East Asian people are more likely to develop a more aggressive form of stomach cancer because of their greater likelihood of alcohol intolerance, according to a new study led by researchers in Japan.
The researchers’ findings, published this week in the scientific journal Nature Genetics, associate lower alcohol tolerance with a higher risk of diffuse gastric cancer, a rarer form of stomach cancer that affects more than one part of the stomach.
Dr. William Dahut, chief scientific officer of the American Cancer Society, said the study – which collected cells from nearly 1,500 stomach cancer patients in Japan, China, South Korea, Singapore and the US – is the first comprehensive genomic analysis of stomach cancer.
“There is an interesting combination between the development of mutations and a specific genotype in East Asians, which disrupts alcohol metabolism,” said Dahut, who was not involved in the study. “It seems like they have that genotype. They’re more likely to develop a tumor specific mutation.”
Populations in East Asia have long been disproportionately affected by stomach cancer compared to those of Western countries. Half of all stomach cancers worldwide occur in China, and it is the most common cancer in men in Japan. But in the United States, stomach cancer accounts for only about 1.5% of all new cancers diagnosed each year.
People of East Asian descent are much more likely to inherit a genetic mutation that is uncommon in other ethnic groups that compromises the ability to metabolize alcohol. This is the same mutation responsible for facial redness after drinking, often referred to as “Asian glow,” according to study co-author Tatsuhiro Shibata.
Shibata, chief of the Cancer Genomics division at Japan’s National Cancer Center Research Institute, said he hopes these findings make it easier for researchers to spot patterns in gastric cancer onset.
“We can develop a specific way to detect areas and maybe prevent certain cancers,” he said.
The inability of many East Asians to process alcohol properly causes it to sit in the stomach for a long time, making frequent drinkers more likely to develop chronic gastritis, said Ajay Goel, who studies the detection of gastrointestinal cancer at the City of Hope Medical Center in California and was not involved in the new study.
“That essentially leads to chronic inflammation in the stomach,” Goel said. “And eventually, after years and years of repeated exposure, these patients tend to get more stomach cancer.”
Stomach cancer cases are also statistically much more common in men than in women. But this makes sense from a behavioral perspective, Goel said, rather than being due to inherent genetic factors. Data shows that East Asian men consume significantly more alcohol than their female counterparts.

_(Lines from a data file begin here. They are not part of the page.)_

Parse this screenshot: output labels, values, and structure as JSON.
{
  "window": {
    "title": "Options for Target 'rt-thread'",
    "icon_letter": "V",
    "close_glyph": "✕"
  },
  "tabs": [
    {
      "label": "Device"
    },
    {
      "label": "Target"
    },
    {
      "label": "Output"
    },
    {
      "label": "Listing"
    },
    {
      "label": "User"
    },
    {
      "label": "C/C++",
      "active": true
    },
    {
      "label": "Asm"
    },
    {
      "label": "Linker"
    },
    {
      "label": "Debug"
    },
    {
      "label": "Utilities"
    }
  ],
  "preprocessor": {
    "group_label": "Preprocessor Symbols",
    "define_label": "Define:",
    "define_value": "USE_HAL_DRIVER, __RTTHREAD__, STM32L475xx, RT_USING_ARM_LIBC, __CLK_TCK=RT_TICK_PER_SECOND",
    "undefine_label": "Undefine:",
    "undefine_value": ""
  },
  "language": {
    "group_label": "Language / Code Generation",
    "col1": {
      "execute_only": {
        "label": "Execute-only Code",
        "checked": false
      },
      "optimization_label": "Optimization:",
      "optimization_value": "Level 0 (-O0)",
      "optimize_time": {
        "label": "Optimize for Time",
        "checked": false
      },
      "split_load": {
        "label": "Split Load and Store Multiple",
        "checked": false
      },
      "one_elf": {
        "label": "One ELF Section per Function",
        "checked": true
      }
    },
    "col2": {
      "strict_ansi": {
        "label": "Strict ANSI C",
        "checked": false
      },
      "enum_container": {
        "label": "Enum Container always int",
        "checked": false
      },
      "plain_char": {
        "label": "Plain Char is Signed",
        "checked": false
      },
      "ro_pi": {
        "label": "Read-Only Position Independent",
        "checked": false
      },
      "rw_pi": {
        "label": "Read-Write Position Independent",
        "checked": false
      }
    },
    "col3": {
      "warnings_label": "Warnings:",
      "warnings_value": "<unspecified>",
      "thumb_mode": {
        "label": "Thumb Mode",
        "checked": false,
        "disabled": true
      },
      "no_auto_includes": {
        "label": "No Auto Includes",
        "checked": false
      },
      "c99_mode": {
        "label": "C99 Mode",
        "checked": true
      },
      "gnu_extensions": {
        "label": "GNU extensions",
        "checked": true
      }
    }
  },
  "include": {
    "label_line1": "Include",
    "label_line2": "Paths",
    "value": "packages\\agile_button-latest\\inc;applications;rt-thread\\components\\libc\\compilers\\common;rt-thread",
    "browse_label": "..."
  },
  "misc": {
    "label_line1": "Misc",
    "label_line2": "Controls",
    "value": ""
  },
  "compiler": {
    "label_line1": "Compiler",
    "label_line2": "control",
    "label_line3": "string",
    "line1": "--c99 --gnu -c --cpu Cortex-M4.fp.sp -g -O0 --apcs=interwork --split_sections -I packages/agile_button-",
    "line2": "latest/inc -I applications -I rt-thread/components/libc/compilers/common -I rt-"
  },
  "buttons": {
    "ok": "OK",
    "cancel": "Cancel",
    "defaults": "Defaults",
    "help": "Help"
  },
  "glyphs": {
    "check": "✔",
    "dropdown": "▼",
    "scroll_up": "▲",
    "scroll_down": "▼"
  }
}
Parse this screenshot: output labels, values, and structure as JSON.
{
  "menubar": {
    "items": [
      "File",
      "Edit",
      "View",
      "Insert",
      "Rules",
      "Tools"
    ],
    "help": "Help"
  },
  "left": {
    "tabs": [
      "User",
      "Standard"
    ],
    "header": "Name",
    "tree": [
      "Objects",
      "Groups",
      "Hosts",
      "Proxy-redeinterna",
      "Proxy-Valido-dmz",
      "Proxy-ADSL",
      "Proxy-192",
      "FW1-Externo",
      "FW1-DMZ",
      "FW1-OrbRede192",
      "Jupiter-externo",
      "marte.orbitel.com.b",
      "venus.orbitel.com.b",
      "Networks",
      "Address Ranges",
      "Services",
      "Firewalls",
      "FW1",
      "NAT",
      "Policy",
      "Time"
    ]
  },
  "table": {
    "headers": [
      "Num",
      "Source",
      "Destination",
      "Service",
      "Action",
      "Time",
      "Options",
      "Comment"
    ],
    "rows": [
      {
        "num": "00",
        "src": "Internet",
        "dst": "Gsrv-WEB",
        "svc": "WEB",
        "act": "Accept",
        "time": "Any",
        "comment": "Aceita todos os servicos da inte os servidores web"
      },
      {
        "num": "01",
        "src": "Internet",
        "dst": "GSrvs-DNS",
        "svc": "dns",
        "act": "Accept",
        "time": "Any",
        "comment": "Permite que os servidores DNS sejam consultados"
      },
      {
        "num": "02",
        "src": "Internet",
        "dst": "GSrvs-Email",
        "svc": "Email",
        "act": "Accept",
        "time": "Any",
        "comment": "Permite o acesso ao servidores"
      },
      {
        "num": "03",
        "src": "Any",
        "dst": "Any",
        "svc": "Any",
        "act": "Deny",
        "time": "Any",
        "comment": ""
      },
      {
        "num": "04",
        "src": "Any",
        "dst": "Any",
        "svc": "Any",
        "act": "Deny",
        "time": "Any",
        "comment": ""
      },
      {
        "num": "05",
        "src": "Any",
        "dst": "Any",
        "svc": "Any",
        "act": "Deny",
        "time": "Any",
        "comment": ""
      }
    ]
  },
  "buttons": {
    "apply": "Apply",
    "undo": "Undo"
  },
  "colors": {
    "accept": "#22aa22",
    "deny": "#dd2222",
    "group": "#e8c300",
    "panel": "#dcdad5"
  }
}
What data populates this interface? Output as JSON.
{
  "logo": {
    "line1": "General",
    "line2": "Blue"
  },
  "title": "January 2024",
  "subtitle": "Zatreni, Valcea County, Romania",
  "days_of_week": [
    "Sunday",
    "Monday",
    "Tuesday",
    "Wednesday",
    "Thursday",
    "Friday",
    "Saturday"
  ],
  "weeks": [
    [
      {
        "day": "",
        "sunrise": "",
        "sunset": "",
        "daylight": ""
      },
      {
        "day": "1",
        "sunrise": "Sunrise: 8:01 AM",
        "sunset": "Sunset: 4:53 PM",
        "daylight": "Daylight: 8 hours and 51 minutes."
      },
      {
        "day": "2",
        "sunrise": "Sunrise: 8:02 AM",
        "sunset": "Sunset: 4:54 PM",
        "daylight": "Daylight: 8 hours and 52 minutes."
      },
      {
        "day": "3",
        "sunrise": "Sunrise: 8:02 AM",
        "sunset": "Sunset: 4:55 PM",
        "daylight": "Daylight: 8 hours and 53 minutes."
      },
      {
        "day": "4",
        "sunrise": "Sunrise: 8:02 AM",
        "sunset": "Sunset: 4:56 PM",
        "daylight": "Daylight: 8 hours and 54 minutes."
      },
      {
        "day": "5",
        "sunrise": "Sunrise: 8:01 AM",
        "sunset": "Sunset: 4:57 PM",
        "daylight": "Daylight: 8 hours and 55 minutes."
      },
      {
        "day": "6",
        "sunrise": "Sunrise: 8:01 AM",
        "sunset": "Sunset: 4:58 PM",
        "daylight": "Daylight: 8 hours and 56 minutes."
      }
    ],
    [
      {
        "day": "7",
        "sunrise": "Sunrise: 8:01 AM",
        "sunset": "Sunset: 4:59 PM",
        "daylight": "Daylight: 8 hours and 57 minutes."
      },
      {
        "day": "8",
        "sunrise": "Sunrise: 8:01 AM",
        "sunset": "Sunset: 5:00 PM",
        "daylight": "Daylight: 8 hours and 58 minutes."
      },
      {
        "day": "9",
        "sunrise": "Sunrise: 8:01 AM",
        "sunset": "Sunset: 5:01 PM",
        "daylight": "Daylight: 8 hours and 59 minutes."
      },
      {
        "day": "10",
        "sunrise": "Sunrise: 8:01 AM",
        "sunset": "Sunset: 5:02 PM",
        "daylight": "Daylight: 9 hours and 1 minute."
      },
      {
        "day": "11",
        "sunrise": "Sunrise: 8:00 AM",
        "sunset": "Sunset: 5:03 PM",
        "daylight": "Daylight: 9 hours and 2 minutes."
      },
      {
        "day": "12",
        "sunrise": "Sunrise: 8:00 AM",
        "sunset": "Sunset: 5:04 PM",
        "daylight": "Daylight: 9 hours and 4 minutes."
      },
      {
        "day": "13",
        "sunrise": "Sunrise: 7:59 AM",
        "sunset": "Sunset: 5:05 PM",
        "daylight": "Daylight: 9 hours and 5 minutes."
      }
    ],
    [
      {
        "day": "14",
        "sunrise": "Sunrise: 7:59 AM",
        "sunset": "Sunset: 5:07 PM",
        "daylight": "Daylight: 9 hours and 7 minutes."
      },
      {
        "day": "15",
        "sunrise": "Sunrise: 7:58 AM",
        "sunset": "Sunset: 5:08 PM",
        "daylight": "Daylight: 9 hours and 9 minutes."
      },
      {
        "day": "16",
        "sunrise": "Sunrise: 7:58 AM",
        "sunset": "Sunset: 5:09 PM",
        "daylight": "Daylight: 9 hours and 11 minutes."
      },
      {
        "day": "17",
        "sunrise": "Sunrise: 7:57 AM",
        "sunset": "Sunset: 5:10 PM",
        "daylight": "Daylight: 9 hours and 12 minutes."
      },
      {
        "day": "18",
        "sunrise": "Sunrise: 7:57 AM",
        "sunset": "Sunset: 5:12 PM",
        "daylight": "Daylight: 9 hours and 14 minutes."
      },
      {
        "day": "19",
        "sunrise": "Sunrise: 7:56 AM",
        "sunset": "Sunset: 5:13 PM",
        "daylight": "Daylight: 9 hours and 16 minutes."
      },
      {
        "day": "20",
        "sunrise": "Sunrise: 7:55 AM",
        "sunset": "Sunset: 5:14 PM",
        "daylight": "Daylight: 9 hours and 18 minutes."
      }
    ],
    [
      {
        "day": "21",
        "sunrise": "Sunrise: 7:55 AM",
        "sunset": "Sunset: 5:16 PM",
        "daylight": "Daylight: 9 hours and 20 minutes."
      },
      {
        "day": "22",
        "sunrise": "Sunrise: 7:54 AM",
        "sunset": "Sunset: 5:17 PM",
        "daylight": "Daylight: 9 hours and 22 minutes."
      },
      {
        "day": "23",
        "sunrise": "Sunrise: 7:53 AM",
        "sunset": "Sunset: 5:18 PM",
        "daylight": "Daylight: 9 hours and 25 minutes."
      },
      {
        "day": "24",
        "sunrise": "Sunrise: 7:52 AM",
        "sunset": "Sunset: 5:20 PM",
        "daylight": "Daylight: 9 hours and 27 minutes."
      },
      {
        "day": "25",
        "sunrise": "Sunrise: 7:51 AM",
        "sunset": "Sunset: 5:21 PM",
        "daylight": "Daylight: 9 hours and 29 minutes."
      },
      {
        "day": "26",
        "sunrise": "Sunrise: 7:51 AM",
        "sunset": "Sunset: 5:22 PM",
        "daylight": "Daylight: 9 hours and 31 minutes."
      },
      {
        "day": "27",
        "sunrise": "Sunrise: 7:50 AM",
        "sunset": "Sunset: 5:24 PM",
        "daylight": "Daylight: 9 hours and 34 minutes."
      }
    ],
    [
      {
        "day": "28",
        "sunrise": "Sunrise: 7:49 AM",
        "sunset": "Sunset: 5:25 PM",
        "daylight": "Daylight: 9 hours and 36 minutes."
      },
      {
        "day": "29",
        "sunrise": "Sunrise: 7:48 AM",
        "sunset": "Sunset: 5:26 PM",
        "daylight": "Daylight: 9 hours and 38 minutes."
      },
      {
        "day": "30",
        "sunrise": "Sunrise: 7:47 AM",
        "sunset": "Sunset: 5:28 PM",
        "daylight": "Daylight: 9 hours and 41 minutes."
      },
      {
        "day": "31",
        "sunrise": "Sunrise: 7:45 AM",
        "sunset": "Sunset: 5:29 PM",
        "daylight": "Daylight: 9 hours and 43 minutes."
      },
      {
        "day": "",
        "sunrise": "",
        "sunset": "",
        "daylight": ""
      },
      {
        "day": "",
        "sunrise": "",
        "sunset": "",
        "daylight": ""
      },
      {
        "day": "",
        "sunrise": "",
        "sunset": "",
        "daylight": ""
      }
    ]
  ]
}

As with any cancer, early detection is crucial for gastric cancer treatment. But because of its relative rarity in the West compared to other types, such as breast, cervical, and colon cancer, the United States does not routinely screen for stomach cancer.
“It’s increasingly important information about the power of knowing one’s own genomics,” Dahut said.